The recap: this February, parents of children in the Lower Merion
, Pennsylvania high schools brought suit against the district, claiming that their children had been issued laptops with enabled webcameras without their knowledge
, and that the school district had used those cameras to take thousands of pictures
without student or parent consent or awareness.
The update: federal prosecutors have announced that they will not be pressing criminal charges against the school district, saying that no evidence of criminal intent was found.
This February, parents of Lower Marion
high school students brought suit against the school district
for covertly spying on students using the webcameras of school issued MacBooks
. The LMSD said that the cameras, equipped with remote access software, were simply a security feature to be used in the case that the laptops were stolen or misplaced. Parents say that they were never informed about this possible use of the cameras, and that some were activated without the computer being reported lost. Michael and Holly Robbins
found out about the cameras when pictures from their son's computer were used as evidence
in disciplinary action against him. Now comes the information that the webcams took "thousands" of secret pictures of students in their homes.
Last week we reported on allegations that the Lower Merion School
district of Pennsylvania was covertly spying on its students
using the embedded webcameras in school-issued laptops. The surveillance capabilities of the cameras were only discovered when student Blake Robbins
was threatened with disciplinary action for "improper behavior at home." The evidence against him was a picture, taken without his knowledge, from the webcam of his laptop.
His family's attorney has come forward and explained exactly what Robbins was doing that was so improper. Turns out, he was eating Mike and Ike
The school district of Lower Merion, Pennsylvania is being sued by parents for allegedly using the embedded webcams of school-issued laptops to invade the privacy of students.
School officials claim that the cameras were intended to be used only in the event that a laptop was lost or stolen, in order to facilitate its location and retrieval. However, parents and students were never informed that the school district had the ability to remotely activate and use the webcams in the computers. Michael and Holly Robbins, parents and plaintiffs in the suit, say they found out about the cameras' functionality when information from their son's webcam was used as evidence in disciplinary action against him.

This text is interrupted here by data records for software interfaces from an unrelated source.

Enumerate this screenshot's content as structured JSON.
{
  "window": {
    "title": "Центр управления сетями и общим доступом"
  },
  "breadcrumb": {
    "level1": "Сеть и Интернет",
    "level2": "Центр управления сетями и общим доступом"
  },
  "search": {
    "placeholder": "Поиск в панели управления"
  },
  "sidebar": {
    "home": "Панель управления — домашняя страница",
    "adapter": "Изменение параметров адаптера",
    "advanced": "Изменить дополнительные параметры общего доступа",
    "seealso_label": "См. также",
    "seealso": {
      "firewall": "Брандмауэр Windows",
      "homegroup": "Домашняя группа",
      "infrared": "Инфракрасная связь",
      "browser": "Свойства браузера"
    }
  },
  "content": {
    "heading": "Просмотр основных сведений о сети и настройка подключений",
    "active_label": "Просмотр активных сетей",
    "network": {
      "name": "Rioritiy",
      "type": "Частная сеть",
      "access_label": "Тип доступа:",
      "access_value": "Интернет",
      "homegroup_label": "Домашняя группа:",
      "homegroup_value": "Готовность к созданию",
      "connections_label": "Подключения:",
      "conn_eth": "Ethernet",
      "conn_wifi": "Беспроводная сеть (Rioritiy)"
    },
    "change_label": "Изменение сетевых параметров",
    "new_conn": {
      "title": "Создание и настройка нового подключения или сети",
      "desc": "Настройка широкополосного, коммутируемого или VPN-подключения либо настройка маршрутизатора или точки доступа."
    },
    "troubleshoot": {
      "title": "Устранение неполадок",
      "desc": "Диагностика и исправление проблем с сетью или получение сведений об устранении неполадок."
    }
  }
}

The school district has released statements saying that the webcamera tracking software has been deactivated and will not be reactivated without "express written notification to all students and families."